>>>>

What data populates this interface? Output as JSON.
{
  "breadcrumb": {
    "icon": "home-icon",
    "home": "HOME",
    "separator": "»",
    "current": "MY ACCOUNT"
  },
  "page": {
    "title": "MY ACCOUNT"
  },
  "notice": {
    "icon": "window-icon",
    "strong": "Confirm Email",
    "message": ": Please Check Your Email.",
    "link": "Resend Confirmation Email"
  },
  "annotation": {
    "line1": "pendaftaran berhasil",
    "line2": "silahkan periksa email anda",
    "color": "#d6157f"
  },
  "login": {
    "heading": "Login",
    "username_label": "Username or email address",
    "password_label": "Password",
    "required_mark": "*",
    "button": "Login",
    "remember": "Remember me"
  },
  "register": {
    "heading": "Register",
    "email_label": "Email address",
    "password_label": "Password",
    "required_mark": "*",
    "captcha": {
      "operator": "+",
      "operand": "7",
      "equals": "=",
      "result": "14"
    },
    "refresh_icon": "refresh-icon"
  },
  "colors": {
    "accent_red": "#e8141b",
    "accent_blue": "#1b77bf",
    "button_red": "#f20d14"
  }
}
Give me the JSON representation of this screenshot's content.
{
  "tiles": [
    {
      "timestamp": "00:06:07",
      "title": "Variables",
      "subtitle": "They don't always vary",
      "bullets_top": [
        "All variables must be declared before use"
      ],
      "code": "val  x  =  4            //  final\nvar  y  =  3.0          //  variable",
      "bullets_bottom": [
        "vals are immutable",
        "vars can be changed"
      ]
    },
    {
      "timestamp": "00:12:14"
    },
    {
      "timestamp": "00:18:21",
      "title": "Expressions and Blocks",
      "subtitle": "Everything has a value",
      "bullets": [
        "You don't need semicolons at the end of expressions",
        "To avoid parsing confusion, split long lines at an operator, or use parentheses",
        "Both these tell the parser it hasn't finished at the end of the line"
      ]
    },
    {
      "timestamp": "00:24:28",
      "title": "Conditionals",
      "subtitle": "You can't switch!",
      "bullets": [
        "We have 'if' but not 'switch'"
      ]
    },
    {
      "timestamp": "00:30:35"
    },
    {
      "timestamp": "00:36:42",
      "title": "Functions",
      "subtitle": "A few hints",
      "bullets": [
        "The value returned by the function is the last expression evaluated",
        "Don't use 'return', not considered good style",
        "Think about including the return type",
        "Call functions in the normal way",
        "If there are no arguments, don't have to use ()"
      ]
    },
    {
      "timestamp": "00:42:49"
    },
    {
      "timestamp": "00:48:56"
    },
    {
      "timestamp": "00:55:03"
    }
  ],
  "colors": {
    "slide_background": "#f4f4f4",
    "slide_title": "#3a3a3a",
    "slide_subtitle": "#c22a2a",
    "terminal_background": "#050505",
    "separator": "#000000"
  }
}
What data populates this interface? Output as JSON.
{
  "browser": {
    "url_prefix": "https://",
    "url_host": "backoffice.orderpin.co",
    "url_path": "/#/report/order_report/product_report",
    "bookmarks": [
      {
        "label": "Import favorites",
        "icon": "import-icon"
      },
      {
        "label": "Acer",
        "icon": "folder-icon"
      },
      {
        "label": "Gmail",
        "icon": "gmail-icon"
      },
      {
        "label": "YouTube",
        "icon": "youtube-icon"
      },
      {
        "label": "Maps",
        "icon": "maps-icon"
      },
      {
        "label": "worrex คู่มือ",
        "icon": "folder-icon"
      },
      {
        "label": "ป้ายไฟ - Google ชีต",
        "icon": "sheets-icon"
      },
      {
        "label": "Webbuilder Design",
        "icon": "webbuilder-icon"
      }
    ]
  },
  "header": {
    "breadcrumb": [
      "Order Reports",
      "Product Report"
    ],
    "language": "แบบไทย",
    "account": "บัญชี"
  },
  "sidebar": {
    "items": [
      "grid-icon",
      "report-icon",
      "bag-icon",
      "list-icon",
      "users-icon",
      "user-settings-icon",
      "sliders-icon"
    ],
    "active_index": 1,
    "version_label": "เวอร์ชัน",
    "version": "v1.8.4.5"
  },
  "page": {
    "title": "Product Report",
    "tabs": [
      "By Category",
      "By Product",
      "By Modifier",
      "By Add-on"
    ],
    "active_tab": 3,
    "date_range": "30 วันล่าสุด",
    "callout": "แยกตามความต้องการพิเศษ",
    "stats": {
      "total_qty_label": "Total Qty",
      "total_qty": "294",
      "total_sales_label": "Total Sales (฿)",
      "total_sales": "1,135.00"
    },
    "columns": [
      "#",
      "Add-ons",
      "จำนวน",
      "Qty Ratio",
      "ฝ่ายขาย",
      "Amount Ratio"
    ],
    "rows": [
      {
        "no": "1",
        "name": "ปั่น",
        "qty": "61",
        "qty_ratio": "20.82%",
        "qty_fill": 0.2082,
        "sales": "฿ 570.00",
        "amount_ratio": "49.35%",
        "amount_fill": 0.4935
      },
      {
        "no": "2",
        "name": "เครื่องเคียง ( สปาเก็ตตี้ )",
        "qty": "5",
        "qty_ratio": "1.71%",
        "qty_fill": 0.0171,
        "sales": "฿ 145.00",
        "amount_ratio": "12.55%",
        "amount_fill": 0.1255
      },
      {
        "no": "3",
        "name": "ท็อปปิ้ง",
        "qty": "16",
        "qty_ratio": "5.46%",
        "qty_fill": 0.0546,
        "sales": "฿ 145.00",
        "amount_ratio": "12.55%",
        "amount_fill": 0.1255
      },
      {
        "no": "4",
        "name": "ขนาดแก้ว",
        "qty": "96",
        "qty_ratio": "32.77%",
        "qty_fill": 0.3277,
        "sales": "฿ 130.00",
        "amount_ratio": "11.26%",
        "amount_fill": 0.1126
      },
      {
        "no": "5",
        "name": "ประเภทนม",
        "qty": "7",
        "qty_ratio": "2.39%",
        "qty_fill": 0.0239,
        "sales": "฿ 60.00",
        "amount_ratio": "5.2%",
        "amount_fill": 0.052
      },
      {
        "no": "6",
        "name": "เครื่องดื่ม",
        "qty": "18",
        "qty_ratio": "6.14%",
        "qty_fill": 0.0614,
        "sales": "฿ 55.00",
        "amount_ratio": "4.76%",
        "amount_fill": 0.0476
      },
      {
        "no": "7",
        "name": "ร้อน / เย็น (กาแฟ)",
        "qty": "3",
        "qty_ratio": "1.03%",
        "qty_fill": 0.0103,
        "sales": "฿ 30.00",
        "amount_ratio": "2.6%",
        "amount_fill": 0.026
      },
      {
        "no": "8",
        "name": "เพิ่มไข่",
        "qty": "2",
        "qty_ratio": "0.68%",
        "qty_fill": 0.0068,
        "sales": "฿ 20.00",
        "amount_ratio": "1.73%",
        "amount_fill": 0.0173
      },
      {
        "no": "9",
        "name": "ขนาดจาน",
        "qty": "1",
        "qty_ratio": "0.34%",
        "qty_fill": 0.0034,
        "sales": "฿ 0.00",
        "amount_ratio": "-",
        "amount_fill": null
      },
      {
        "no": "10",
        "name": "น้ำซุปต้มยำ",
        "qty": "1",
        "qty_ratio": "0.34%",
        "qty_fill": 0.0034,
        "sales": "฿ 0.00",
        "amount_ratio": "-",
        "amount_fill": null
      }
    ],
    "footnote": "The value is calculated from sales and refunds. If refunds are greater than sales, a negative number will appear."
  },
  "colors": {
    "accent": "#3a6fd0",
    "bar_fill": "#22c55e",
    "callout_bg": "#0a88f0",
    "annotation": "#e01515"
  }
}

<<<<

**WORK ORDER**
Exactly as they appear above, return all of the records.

**OUTPUT FOR THIS EXERCISE**
What data populates this interface? Output as JSON.
{
  "breadcrumb": {
    "icon": "home-icon",
    "home": "HOME",
    "separator": "»",
    "current": "MY ACCOUNT"
  },
  "page": {
    "title": "MY ACCOUNT"
  },
  "notice": {
    "icon": "window-icon",
    "strong": "Confirm Email",
    "message": ": Please Check Your Email.",
    "link": "Resend Confirmation Email"
  },
  "annotation": {
    "line1": "pendaftaran berhasil",
    "line2": "silahkan periksa email anda",
    "color": "#d6157f"
  },
  "login": {
    "heading": "Login",
    "username_label": "Username or email address",
    "password_label": "Password",
    "required_mark": "*",
    "button": "Login",
    "remember": "Remember me"
  },
  "register": {
    "heading": "Register",
    "email_label": "Email address",
    "password_label": "Password",
    "required_mark": "*",
    "captcha": {
      "operator": "+",
      "operand": "7",
      "equals": "=",
      "result": "14"
    },
    "refresh_icon": "refresh-icon"
  },
  "colors": {
    "accent_red": "#e8141b",
    "accent_blue": "#1b77bf",
    "button_red": "#f20d14"
  }
}
Give me the JSON representation of this screenshot's content.
{
  "tiles": [
    {
      "timestamp": "00:06:07",
      "title": "Variables",
      "subtitle": "They don't always vary",
      "bullets_top": [
        "All variables must be declared before use"
      ],
      "code": "val  x  =  4            //  final\nvar  y  =  3.0          //  variable",
      "bullets_bottom": [
        "vals are immutable",
        "vars can be changed"
      ]
    },
    {
      "timestamp": "00:12:14"
    },
    {
      "timestamp": "00:18:21",
      "title": "Expressions and Blocks",
      "subtitle": "Everything has a value",
      "bullets": [
        "You don't need semicolons at the end of expressions",
        "To avoid parsing confusion, split long lines at an operator, or use parentheses",
        "Both these tell the parser it hasn't finished at the end of the line"
      ]
    },
    {
      "timestamp": "00:24:28",
      "title": "Conditionals",
      "subtitle": "You can't switch!",
      "bullets": [
        "We have 'if' but not 'switch'"
      ]
    },
    {
      "timestamp": "00:30:35"
    },
    {
      "timestamp": "00:36:42",
      "title": "Functions",
      "subtitle": "A few hints",
      "bullets": [
        "The value returned by the function is the last expression evaluated",
        "Don't use 'return', not considered good style",
        "Think about including the return type",
        "Call functions in the normal way",
        "If there are no arguments, don't have to use ()"
      ]
    },
    {
      "timestamp": "00:42:49"
    },
    {
      "timestamp": "00:48:56"
    },
    {
      "timestamp": "00:55:03"
    }
  ],
  "colors": {
    "slide_background": "#f4f4f4",
    "slide_title": "#3a3a3a",
    "slide_subtitle": "#c22a2a",
    "terminal_background": "#050505",
    "separator": "#000000"
  }
}
What data populates this interface? Output as JSON.
{
  "browser": {
    "url_prefix": "https://",
    "url_host": "backoffice.orderpin.co",
    "url_path": "/#/report/order_report/product_report",
    "bookmarks": [
      {
        "label": "Import favorites",
        "icon": "import-icon"
      },
      {
        "label": "Acer",
        "icon": "folder-icon"
      },
      {
        "label": "Gmail",
        "icon": "gmail-icon"
      },
      {
        "label": "YouTube",
        "icon": "youtube-icon"
      },
      {
        "label": "Maps",
        "icon": "maps-icon"
      },
      {
        "label": "worrex คู่มือ",
        "icon": "folder-icon"
      },
      {
        "label": "ป้ายไฟ - Google ชีต",
        "icon": "sheets-icon"
      },
      {
        "label": "Webbuilder Design",
        "icon": "webbuilder-icon"
      }
    ]
  },
  "header": {
    "breadcrumb": [
      "Order Reports",
      "Product Report"
    ],
    "language": "แบบไทย",
    "account": "บัญชี"
  },
  "sidebar": {
    "items": [
      "grid-icon",
      "report-icon",
      "bag-icon",
      "list-icon",
      "users-icon",
      "user-settings-icon",
      "sliders-icon"
    ],
    "active_index": 1,
    "version_label": "เวอร์ชัน",
    "version": "v1.8.4.5"
  },
  "page": {
    "title": "Product Report",
    "tabs": [
      "By Category",
      "By Product",
      "By Modifier",
      "By Add-on"
    ],
    "active_tab": 3,
    "date_range": "30 วันล่าสุด",
    "callout": "แยกตามความต้องการพิเศษ",
    "stats": {
      "total_qty_label": "Total Qty",
      "total_qty": "294",
      "total_sales_label": "Total Sales (฿)",
      "total_sales": "1,135.00"
    },
    "columns": [
      "#",
      "Add-ons",
      "จำนวน",
      "Qty Ratio",
      "ฝ่ายขาย",
      "Amount Ratio"
    ],
    "rows": [
      {
        "no": "1",
        "name": "ปั่น",
        "qty": "61",
        "qty_ratio": "20.82%",
        "qty_fill": 0.2082,
        "sales": "฿ 570.00",
        "amount_ratio": "49.35%",
        "amount_fill": 0.4935
      },
      {
        "no": "2",
        "name": "เครื่องเคียง ( สปาเก็ตตี้ )",
        "qty": "5",
        "qty_ratio": "1.71%",
        "qty_fill": 0.0171,
        "sales": "฿ 145.00",
        "amount_ratio": "12.55%",
        "amount_fill": 0.1255
      },
      {
        "no": "3",
        "name": "ท็อปปิ้ง",
        "qty": "16",
        "qty_ratio": "5.46%",
        "qty_fill": 0.0546,
        "sales": "฿ 145.00",
        "amount_ratio": "12.55%",
        "amount_fill": 0.1255
      },
      {
        "no": "4",
        "name": "ขนาดแก้ว",
        "qty": "96",
        "qty_ratio": "32.77%",
        "qty_fill": 0.3277,
        "sales": "฿ 130.00",
        "amount_ratio": "11.26%",
        "amount_fill": 0.1126
      },
      {
        "no": "5",
        "name": "ประเภทนม",
        "qty": "7",
        "qty_ratio": "2.39%",
        "qty_fill": 0.0239,
        "sales": "฿ 60.00",
        "amount_ratio": "5.2%",
        "amount_fill": 0.052
      },
      {
        "no": "6",
        "name": "เครื่องดื่ม",
        "qty": "18",
        "qty_ratio": "6.14%",
        "qty_fill": 0.0614,
        "sales": "฿ 55.00",
        "amount_ratio": "4.76%",
        "amount_fill": 0.0476
      },
      {
        "no": "7",
        "name": "ร้อน / เย็น (กาแฟ)",
        "qty": "3",
        "qty_ratio": "1.03%",
        "qty_fill": 0.0103,
        "sales": "฿ 30.00",
        "amount_ratio": "2.6%",
        "amount_fill": 0.026
      },
      {
        "no": "8",
        "name": "เพิ่มไข่",
        "qty": "2",
        "qty_ratio": "0.68%",
        "qty_fill": 0.0068,
        "sales": "฿ 20.00",
        "amount_ratio": "1.73%",
        "amount_fill": 0.0173
      },
      {
        "no": "9",
        "name": "ขนาดจาน",
        "qty": "1",
        "qty_ratio": "0.34%",
        "qty_fill": 0.0034,
        "sales": "฿ 0.00",
        "amount_ratio": "-",
        "amount_fill": null
      },
      {
        "no": "10",
        "name": "น้ำซุปต้มยำ",
        "qty": "1",
        "qty_ratio": "0.34%",
        "qty_fill": 0.0034,
        "sales": "฿ 0.00",
        "amount_ratio": "-",
        "amount_fill": null
      }
    ],
    "footnote": "The value is calculated from sales and refunds. If refunds are greater than sales, a negative number will appear."
  },
  "colors": {
    "accent": "#3a6fd0",
    "bar_fill": "#22c55e",
    "callout_bg": "#0a88f0",
    "annotation": "#e01515"
  }
}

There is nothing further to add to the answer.